• _Exercise description_
Copy out each line of the material below that holds the string "bind".

• _Data records_
- - -

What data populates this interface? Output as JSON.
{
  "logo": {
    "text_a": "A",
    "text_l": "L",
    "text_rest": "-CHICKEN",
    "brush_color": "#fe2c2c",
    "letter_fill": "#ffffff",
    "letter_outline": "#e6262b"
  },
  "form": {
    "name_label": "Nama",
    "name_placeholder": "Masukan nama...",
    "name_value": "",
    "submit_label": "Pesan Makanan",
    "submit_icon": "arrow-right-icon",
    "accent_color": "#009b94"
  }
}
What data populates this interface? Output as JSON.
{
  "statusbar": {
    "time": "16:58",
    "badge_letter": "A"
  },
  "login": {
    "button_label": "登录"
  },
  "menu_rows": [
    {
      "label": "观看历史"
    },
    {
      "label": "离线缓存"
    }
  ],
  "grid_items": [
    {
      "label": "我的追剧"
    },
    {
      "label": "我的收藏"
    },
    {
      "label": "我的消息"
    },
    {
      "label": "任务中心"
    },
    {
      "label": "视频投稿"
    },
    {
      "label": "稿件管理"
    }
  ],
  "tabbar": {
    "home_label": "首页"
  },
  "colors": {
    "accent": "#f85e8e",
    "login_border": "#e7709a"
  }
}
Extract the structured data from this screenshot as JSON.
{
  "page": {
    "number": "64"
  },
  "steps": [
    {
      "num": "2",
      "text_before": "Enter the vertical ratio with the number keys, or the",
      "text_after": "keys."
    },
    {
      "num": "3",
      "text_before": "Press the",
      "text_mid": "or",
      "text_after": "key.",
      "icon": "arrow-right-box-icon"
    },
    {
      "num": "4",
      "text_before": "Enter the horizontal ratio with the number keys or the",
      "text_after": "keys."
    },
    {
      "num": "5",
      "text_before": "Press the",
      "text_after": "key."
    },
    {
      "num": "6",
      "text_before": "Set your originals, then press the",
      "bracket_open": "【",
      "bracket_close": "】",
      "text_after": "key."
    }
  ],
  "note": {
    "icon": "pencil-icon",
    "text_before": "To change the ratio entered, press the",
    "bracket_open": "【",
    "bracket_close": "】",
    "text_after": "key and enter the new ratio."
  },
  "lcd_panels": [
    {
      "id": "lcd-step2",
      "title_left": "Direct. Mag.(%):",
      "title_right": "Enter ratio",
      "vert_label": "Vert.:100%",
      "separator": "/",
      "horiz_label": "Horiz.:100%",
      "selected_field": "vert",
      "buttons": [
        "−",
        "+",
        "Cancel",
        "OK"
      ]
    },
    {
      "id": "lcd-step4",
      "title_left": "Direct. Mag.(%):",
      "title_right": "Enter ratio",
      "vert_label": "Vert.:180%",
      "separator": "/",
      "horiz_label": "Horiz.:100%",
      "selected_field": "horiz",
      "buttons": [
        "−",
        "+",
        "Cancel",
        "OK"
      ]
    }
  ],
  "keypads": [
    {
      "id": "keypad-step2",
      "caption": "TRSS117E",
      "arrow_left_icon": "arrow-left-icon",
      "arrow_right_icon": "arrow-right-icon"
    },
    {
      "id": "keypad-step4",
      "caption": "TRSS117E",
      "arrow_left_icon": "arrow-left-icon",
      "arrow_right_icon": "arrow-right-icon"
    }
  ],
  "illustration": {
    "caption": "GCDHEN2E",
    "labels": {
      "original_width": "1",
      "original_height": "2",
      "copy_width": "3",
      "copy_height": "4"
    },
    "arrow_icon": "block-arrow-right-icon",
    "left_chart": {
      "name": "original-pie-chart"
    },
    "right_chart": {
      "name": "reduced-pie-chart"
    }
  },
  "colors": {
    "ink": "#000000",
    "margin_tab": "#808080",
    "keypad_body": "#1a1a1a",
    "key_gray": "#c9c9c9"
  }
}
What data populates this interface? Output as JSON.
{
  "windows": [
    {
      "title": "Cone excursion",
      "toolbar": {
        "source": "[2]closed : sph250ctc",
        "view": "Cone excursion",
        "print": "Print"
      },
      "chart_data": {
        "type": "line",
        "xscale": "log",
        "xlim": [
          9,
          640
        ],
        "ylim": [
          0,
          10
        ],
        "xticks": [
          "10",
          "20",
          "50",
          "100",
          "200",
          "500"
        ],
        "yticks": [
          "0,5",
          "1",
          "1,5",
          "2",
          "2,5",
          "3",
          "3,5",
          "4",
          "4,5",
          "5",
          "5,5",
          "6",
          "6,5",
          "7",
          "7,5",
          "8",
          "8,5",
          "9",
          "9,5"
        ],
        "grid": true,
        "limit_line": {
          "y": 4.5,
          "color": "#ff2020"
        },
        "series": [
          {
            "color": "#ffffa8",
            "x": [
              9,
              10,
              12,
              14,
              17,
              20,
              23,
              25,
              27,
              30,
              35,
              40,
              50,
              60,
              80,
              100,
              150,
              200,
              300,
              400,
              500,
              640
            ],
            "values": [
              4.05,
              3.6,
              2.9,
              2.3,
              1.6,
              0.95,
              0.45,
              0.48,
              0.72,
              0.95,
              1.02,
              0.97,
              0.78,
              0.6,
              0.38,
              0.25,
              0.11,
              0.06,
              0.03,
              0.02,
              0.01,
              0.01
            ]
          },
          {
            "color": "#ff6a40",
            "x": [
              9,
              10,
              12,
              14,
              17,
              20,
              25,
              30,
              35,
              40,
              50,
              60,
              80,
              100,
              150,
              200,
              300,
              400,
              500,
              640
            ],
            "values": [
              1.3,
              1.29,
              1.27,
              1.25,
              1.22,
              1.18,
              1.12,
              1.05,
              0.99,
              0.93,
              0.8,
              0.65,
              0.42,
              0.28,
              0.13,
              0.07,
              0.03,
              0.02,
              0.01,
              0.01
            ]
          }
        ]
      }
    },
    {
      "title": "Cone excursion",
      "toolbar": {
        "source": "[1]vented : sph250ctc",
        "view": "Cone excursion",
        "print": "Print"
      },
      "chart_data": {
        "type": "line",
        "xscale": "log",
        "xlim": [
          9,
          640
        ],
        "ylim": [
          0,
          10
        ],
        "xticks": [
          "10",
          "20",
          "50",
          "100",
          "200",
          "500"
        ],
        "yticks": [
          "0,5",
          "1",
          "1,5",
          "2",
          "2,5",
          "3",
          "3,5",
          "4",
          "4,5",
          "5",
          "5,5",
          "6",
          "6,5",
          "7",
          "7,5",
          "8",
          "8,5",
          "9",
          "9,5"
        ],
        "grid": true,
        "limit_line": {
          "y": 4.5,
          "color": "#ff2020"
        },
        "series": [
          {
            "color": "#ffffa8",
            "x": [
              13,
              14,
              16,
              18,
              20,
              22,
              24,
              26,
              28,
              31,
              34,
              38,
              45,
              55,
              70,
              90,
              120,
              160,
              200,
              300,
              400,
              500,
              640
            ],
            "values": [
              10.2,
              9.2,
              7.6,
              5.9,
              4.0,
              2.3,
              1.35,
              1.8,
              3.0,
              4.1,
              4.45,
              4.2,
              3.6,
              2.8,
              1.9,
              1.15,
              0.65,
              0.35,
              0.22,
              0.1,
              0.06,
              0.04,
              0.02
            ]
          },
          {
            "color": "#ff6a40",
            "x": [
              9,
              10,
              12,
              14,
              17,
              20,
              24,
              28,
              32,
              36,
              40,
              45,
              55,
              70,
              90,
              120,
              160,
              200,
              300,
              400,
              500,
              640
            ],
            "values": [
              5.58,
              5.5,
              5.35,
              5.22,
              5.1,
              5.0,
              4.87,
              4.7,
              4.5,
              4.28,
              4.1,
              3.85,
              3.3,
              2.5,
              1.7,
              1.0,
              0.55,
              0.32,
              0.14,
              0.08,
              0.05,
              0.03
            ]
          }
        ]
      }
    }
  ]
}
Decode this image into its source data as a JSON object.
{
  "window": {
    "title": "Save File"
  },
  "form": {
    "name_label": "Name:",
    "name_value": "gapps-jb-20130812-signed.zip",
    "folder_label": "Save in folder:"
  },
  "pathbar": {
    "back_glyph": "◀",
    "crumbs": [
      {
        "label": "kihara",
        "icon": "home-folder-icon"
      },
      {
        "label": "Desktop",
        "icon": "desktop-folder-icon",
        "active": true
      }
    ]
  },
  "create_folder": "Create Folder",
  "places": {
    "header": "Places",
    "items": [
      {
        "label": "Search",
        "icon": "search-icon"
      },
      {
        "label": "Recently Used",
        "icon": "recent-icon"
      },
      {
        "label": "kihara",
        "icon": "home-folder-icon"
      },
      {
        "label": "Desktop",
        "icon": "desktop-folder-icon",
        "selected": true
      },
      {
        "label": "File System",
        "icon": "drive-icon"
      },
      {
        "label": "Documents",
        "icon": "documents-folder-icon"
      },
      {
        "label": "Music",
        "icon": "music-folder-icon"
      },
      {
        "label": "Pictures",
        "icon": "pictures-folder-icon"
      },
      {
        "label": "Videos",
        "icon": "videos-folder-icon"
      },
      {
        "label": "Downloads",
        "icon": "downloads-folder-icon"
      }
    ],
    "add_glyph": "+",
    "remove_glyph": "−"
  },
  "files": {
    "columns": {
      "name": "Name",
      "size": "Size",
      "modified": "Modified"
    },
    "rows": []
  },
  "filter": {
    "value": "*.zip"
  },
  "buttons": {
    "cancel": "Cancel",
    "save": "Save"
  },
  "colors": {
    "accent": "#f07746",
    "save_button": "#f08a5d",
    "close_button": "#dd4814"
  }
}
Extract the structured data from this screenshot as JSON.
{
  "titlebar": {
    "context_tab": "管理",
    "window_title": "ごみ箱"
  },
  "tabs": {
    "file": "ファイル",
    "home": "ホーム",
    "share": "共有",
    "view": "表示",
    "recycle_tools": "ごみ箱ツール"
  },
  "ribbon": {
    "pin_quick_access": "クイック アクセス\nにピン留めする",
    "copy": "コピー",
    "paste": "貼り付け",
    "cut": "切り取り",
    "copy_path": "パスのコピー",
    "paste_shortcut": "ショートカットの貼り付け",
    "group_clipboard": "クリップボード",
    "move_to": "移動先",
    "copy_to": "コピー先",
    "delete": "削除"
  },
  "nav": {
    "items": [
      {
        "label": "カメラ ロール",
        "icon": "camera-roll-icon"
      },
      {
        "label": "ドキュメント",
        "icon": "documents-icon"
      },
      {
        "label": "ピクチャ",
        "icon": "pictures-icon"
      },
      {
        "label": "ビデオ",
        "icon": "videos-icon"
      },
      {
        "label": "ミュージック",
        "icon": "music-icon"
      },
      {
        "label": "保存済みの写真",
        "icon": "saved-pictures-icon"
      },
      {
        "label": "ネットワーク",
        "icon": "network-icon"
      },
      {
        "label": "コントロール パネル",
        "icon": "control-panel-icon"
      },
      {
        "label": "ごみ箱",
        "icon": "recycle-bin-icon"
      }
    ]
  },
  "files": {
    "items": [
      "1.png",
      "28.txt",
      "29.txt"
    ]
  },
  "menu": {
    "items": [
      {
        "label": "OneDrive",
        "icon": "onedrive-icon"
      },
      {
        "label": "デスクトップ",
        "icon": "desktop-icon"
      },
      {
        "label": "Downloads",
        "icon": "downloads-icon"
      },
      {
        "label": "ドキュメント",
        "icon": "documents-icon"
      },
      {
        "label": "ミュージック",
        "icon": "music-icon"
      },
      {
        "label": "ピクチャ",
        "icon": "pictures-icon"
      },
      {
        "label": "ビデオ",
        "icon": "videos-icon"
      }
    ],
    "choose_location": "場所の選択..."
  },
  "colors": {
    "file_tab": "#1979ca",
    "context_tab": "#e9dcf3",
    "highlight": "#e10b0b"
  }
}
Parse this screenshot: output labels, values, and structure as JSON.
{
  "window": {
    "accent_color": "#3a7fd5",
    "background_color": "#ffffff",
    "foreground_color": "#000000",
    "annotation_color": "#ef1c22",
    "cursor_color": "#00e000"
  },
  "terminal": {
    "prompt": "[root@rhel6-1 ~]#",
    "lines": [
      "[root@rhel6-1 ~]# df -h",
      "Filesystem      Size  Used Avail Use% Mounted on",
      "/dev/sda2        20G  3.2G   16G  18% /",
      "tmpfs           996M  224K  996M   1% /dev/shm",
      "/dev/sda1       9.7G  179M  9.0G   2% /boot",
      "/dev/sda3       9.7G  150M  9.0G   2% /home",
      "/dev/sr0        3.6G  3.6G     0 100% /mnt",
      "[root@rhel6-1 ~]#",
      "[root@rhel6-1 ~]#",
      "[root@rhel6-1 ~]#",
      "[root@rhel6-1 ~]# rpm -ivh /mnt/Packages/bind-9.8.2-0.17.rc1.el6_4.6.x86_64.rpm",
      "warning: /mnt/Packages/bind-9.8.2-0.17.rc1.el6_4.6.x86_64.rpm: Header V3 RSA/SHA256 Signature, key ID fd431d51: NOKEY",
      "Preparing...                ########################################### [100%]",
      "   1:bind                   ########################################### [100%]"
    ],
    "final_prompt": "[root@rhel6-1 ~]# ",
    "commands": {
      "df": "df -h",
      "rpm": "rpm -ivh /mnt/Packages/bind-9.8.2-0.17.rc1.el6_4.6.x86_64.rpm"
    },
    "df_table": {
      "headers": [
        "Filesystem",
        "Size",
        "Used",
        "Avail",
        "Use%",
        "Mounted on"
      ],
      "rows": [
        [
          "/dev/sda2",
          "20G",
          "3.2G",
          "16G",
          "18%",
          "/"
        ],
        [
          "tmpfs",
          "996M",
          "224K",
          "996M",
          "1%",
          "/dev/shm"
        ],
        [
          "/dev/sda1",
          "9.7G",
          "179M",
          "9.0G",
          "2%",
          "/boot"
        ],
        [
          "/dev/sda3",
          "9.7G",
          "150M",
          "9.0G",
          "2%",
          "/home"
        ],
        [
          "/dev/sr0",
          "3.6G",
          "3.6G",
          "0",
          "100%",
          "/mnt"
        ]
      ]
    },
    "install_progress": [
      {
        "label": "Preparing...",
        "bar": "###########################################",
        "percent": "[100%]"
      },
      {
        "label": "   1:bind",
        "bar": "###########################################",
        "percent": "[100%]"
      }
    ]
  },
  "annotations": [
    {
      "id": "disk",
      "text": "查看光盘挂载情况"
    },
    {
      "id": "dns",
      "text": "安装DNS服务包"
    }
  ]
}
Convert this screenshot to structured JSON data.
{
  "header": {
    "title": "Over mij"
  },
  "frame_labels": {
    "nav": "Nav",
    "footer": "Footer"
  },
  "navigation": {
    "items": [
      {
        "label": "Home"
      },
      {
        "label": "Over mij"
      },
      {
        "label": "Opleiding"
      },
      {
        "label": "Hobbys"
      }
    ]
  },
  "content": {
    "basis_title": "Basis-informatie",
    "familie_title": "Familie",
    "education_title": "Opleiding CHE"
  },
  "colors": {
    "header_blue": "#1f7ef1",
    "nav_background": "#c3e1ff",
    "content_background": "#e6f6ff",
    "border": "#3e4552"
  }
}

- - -

• _Answer for this exercise_
      "[root@rhel6-1 ~]# rpm -ivh /mnt/Packages/bind-9.8.2-0.17.rc1.el6_4.6.x86_64.rpm",
      "warning: /mnt/Packages/bind-9.8.2-0.17.rc1.el6_4.6.x86_64.rpm: Header V3 RSA/SHA256 Signature, key ID fd431d51: NOKEY",
      "   1:bind                   ########################################### [100%]"
      "rpm": "rpm -ivh /mnt/Packages/bind-9.8.2-0.17.rc1.el6_4.6.x86_64.rpm"
        "label": "   1:bind",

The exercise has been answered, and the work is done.